at the Dance Center of Columbia College

June 25-27

Though they’re often perceived as a dance troupe, the Sock Monkeys–with their weird little songs, playful aggression, and constant tweaks at technique and convention–seem a lot more like performance artists. And though their use of many media, and of both text and movement, would put them squarely in the category of traditional performance, by local standards they’re an anomaly.

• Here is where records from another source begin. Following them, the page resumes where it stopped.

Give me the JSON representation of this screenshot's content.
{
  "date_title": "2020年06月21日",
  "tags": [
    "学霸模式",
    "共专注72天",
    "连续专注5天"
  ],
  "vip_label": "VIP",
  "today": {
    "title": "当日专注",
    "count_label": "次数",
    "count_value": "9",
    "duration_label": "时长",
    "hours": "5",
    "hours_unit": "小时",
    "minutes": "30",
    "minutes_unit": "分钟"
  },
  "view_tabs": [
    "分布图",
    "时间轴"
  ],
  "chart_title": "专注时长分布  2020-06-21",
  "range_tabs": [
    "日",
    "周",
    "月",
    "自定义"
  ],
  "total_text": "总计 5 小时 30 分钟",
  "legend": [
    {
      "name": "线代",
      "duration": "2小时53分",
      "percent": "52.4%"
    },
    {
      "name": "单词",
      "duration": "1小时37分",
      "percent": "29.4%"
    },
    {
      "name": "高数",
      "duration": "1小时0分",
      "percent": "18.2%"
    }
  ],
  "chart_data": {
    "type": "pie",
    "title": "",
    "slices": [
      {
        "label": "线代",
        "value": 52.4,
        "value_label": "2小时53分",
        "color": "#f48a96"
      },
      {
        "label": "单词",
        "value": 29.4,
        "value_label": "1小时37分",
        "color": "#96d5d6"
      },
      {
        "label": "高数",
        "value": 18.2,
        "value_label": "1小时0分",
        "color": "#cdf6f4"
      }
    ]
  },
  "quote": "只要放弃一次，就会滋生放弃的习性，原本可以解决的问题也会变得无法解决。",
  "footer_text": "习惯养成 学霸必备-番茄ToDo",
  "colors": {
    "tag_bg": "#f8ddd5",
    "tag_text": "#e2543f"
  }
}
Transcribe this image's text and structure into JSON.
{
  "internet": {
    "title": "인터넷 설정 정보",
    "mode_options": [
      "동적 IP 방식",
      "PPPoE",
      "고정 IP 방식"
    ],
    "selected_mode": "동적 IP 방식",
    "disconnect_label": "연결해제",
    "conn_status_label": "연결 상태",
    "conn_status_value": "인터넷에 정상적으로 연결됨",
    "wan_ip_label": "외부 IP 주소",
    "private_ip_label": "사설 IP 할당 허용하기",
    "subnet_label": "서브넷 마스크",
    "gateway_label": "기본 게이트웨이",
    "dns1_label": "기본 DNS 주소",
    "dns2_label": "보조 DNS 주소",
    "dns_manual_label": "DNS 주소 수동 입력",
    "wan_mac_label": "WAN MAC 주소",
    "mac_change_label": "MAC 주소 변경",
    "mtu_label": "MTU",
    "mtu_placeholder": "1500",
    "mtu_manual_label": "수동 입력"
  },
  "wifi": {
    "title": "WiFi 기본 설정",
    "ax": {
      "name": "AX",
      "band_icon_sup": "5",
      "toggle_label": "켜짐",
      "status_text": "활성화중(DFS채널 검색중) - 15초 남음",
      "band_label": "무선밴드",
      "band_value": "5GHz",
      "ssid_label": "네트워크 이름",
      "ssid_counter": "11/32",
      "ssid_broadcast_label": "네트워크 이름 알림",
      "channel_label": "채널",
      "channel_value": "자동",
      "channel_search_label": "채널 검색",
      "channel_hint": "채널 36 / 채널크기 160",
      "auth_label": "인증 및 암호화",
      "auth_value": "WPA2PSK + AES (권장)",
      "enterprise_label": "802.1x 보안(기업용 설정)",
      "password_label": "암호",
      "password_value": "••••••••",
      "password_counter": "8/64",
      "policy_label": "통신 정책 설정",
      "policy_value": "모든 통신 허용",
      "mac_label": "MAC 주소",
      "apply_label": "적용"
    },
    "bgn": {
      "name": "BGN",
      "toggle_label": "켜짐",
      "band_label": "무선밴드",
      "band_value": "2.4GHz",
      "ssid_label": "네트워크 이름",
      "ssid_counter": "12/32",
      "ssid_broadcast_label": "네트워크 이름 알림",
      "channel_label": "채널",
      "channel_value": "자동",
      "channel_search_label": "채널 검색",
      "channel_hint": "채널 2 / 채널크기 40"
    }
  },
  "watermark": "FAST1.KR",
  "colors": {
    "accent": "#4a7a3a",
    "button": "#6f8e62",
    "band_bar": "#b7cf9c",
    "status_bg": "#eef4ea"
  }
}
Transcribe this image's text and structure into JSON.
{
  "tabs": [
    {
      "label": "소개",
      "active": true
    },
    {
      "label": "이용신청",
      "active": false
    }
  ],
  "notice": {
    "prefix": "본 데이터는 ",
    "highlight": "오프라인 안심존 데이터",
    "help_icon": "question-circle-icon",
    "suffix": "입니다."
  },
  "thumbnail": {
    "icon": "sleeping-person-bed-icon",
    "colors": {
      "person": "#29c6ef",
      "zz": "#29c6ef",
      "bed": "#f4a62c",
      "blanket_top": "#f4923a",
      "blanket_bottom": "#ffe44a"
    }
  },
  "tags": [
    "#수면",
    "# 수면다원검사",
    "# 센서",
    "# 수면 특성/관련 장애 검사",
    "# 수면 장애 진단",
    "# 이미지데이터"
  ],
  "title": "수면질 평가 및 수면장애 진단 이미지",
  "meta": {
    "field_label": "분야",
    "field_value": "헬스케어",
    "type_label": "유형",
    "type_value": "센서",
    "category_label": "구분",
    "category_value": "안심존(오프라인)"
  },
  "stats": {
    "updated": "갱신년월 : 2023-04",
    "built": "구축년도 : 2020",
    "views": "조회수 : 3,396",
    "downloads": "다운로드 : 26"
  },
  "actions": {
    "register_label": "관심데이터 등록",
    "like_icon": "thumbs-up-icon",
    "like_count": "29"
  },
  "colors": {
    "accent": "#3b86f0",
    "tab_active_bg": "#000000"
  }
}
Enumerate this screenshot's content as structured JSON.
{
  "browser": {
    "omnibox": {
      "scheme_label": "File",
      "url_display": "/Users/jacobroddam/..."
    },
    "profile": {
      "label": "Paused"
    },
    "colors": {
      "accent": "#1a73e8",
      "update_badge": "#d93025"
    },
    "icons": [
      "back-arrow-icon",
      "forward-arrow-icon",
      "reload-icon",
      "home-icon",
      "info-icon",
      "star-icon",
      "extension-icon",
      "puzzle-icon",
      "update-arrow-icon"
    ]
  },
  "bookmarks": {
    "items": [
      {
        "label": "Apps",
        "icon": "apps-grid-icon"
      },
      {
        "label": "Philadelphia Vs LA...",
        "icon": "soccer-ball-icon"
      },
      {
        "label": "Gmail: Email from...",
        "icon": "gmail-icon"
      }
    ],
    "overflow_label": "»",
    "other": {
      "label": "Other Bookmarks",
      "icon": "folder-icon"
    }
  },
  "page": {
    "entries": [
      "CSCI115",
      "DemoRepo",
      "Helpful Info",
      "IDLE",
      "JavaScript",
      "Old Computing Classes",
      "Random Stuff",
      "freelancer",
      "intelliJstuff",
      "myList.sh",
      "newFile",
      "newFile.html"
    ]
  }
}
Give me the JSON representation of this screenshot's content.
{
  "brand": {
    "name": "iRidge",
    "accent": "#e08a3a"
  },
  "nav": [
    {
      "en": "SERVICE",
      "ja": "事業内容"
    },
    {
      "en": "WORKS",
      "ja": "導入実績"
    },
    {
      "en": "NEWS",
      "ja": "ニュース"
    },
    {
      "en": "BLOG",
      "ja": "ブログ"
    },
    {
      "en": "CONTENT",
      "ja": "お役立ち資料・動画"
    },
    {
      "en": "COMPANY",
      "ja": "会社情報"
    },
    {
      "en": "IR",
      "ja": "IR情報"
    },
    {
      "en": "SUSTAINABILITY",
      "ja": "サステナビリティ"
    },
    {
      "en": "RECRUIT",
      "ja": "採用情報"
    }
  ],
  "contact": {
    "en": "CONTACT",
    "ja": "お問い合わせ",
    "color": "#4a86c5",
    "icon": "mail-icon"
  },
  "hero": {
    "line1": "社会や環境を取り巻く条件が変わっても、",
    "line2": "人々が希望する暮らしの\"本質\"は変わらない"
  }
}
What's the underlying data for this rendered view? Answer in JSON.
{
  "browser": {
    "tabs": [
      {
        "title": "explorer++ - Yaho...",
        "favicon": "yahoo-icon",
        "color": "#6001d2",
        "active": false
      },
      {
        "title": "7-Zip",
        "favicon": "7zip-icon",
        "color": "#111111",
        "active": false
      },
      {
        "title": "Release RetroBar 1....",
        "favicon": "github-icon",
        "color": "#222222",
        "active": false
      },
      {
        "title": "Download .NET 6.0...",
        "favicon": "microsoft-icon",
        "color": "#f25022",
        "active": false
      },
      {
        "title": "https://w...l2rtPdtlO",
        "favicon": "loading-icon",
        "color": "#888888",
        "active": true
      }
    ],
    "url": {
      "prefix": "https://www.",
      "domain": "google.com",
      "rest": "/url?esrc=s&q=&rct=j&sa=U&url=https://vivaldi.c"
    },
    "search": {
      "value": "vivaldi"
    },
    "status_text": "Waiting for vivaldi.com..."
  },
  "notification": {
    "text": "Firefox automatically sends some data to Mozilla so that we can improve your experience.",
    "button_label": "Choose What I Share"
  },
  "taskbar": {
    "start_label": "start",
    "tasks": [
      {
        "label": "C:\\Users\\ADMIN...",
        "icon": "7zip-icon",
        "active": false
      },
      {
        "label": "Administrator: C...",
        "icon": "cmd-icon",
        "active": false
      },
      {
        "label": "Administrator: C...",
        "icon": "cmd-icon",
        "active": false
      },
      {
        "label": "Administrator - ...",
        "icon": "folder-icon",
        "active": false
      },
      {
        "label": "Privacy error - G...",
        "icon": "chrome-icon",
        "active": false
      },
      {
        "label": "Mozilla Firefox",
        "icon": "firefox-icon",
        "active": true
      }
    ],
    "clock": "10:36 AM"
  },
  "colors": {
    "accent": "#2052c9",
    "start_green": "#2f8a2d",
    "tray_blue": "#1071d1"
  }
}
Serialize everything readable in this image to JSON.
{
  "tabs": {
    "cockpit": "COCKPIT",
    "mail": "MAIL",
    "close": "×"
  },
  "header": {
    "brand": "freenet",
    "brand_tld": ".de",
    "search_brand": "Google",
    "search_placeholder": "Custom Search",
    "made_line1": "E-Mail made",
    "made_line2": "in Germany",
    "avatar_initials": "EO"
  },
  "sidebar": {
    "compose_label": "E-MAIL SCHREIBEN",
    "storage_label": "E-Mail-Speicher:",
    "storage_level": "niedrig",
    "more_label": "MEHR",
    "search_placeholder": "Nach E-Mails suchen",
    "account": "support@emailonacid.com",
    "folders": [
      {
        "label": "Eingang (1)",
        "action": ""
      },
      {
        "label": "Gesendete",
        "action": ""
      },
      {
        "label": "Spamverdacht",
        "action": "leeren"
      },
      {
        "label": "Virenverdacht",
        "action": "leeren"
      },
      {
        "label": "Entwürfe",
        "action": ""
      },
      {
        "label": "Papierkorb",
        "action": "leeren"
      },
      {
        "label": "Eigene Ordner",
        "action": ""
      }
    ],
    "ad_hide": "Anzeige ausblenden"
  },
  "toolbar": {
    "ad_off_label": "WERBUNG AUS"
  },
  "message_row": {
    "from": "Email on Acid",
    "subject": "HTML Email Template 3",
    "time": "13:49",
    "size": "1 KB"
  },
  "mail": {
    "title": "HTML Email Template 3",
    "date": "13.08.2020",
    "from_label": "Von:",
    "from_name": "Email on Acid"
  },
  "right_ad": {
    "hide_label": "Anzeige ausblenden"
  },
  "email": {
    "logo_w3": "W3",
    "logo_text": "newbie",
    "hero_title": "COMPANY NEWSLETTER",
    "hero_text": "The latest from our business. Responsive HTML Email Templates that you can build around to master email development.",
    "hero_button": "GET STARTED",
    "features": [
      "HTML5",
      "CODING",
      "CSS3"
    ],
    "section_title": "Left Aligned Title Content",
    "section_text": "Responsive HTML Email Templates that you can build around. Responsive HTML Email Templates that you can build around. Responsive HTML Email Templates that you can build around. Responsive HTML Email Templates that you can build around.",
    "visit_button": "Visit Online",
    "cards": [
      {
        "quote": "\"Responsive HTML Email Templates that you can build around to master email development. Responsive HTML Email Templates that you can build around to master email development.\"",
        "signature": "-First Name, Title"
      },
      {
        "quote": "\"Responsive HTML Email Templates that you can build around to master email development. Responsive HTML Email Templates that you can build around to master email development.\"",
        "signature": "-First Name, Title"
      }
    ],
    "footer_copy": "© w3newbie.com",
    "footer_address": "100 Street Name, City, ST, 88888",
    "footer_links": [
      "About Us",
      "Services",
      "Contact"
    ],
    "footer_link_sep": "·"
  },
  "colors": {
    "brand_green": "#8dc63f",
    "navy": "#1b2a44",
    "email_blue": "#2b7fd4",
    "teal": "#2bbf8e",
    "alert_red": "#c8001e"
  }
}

Unlike most Chicago performance artists, the Sock Monkeys develop their pieces from a movement base. As a result the work tends to be more intuitive, less intellectual, than most of what’s found on the local performance scene. This has its charms, but it can also be frustrating. The group’s often startling images may seem too abstract or esoteric. Sometimes the only way to accept the work is to believe that it has its own internal logic.

The Sock Monkeys’ most recent performances, at the Dance Center of Columbia College, featured four pieces that underscore the group’s strengths and weaknesses, its diversity, talent, and ambitions. The performances also showcased an admirable collaborative spirit. Besides the group’s members–Lydia Charaf, Bryan Saner, Kay Wendt LaSota, and Jeanette Welp–the program featured various other artists, including the remarkable Winston Damon. A musician with a predilection for odd instruments–and noninstruments–Damon is inventive, funny, and wonderfully understated.

Beginning the program was a mostly silent movement piece, 6 Men, choreographed in a very dancelike way but said in the program to have been “created” by LaSota, with input from the men themselves (most of whom are not dancers). 6 Men seems to simultaneously embrace and poke fun at the current men’s movement. It allows the men to display affection, confusion, eroticism, sensitivity, violence, loss, dependence, and even a certain mischief. They strut, drum on their chests, fall all over each other, play games, run, and finish by recognizing a basic humanity in their intertwined existences.

This complex group piece was followed by Charaf’s deceptively simple “The Day After the Next Night,” an a cappella tune she wrote and performs on a bare stage. Sung in French, the tune works romantic cliches into an apocalyptic love song in which both the sun and moon–those totems of sentimentality–explode.

Charaf’s second song, “Antchant,” is presented more elaborately but has much less weight. A children’s song about an encounter with an ant (again in French), the piece is presented in a kind of surreal living-room setting. Charaf and Damon roll out an Oriental rug, a strange combination lamp/mike stand, and a stereo system, then go about singing and playing the little ditty over and over again.

Eventually it becomes apparent that Charaf and Damon are recording the piece with each repetition, layering one version over another to create a dense, scratchy final product. Although the aim may have been to demystify the creative process, the presentation seems a tad self-conscious. It amuses, but nothing more, and that’s a shame–it came right smack in the middle of the evening, when the program should have been at its strongest.

Welp’s Gravity was presented between Charaf’s songs. Beautifully performed and filled with evocative images, this piece works mostly on a visual level. Although Welp has a way with words, particularly language that echoes the visual text in original and unexpected ways, the feminist message here is perhaps too obvious, too simple. The point of view is also a problem. Welp is the narrator, and we’re supposed to believe her, but then she goes and says something like “I know the cameras and spotlights don’t lie, but I do.” If this is meant to be ironic, it misses by a mile. If it’s meant more straightforwardly, it undermines the credibility of her otherwise sincere voice.

The Changing Room made up the full second half of the show. It is, in many ways, a quintessential Sock Monkeys piece: instinctive, introspective, and of course esoteric. The movements are decidedly everyday on first glance: common, only occasionally athletic or dancelike, filled with small subtleties and grace, rarely large or flashy.

A haunting, lyrical piece, The Changing Room seeks to tell the story, in stages, of a human life–in some ways, it was the most linear piece on the program. The stages are clearly defined, with pauses, beginnings, middles, and ends. But it isn’t always clear how they build on each other–if they do–or what their relationships are. In fact, on an individual level, the stages are often nothing more than suggestions. They’re so abstract it’s nearly impossible to tell what’s going on. Still, they resonate with such honesty, such beauty, we can’t help but go along with the group, trusting.